Many temperature sensing applications require galvanic isolation of the sensor. Fortunately, several low-cost temperature-sensing integrated circuits (ICs) are easy to isolate. This application note shows two approaches to isolating temperature sensors.
A similar version of this article appeared in the June 6, 2000 issue of Electronic Design magazine.
Sensors, such as temperature sensors, require galvanic isolation when they are mounted in "mechanically inconvenient" locations such as electrically noisy environments, poorly grounded environments, of instances where lack of isolation causes safety issues. New families of temperature sensors ease the design of isolated systems by virtue of a new simple, single-wire method with digitally-multiplexed outputs. These new devices also offer very low power consumption, simplifying the choices and cost of providing power to the isolated side.
Isolating a temperature sensor with a unidirectional output is straightforward. An example is a temperature sensor with a frequency or period output, or a thermostatic switch output as shown in Figure 1. This circuit can take advantage of a new family of sensors such as the MAX6576, whose period is proportional to temperature, or the MAX6577 whose frequency varies with temperature. Maxim also provides the MAX6501 through MAX6506, a family of temperature switches (simple devices with outputs that become active at a pre-defined temperature) which could also be used in this circuit.
Figure 1. This simple isolated temperature sensor provides an output where either frequency or period is proportional to temperature. It can also be used with temperature activated switches (such as Maxim's MAX6501–MAX6506) for IC2.

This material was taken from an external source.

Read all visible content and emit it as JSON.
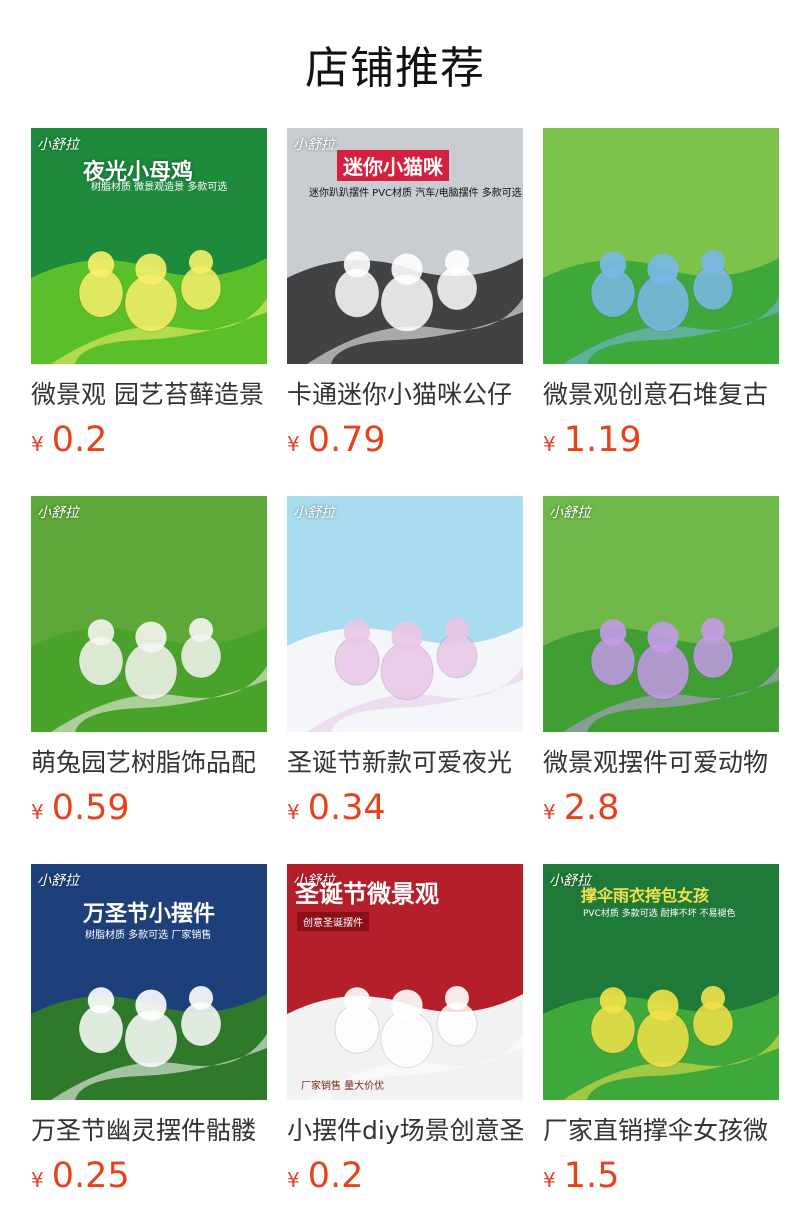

Digital addressable sensors that have been available for some time, and prior articles, have demonstrated how to interface such devices on the I²C or SMBus (see references 1, 2). However the I²C or SMBus buses require two isolation circuits for their separate clock and data lines.
A new type of sensor family, the MAX6575H/L, has become available which enables the multiplexing of up to 8 sensors on a simple single-wire bi-directional digital bus. These sensors require a command signal from the processor, which they respond to after a pre-determined delay (which is covered in detail in their data sheets). The bi-directional bus requirement is readily satisfied by the same isolation method used for the I²C bus, with the simplification that only a single bi-directional isolator circuit is required.
Figure 2. This circuit provides up to eight multiple "addressable" sensors on a single digital line. Sensors can be isolated or non-isolated, or a mixture of both.
Figure 3. Typical communication sequence for Figure 2. Once the DO pin is pulled low and then released, control of the DO pin is transferred to the MAX6575L/H. The temperature conversion begins on the falling edge of the externally triggered pulse. The DO line is pulled low by the MAX6575 at a later time. That time is determined by the device temperature and the time select pins (TS1, TS0). The DO line remains low for 5Tµs, where T is the temperature in degrees Kelvin. The temperature of the device is represented by the edge-to-edge delay of the externally triggered pulse and the falling edge of the subsequent pulse originating from the device. The start pulse should be low for at least 2.5µs (tStart).
The temperature, in degrees Celsius, may be calculated as follows:
T(°C) = [tDx(µs)/timeout multiplier(µs/K)] - 273.15K
The multiplier value for each sensor, determined by their TS0 and TS1 line selections (as well as exact model number, refer to the MAX6575 data sheet for details) is:
IC3, tD1: 5µs/K
IC4, tD2: 20µs/K
IC5, tD3: 80µs/K
Although the design of the isolator in Figure 2 is symmetrical, for the sake of this description the left side connects to the isolated slave devices while the right side goes to the master (typically a microcontroller, microprocessor, or digital line to a computer). If the computer takes the right line low, the photo diode in Opto 1 turns on the transistor in Opto 1, pulling the slave data line low. The transistor in Opto 1 pulls the data line down in such a way (via D2) that the photo diode in Opto 1 cannot be activated, which would return the signal around the loop and latch the circuit if it happened. Data transfer in the opposite direction functions identically except via Opto 1. The circuit of Figure 2 will drive a total of 8 MAX6575 devices in any combination of isolated or non-isolated sensors. Also shown is a block depicting the isolated power supply or an alternative battery power.
- "Isolate Data Acquisition On a Bidirectional Bus"
by Jerry Steele in Electronic Design, November 6, 1995.
- "Temperature Sensor Uses I²C Isolator" by Jerry Steele, EDN, June 6, 1996.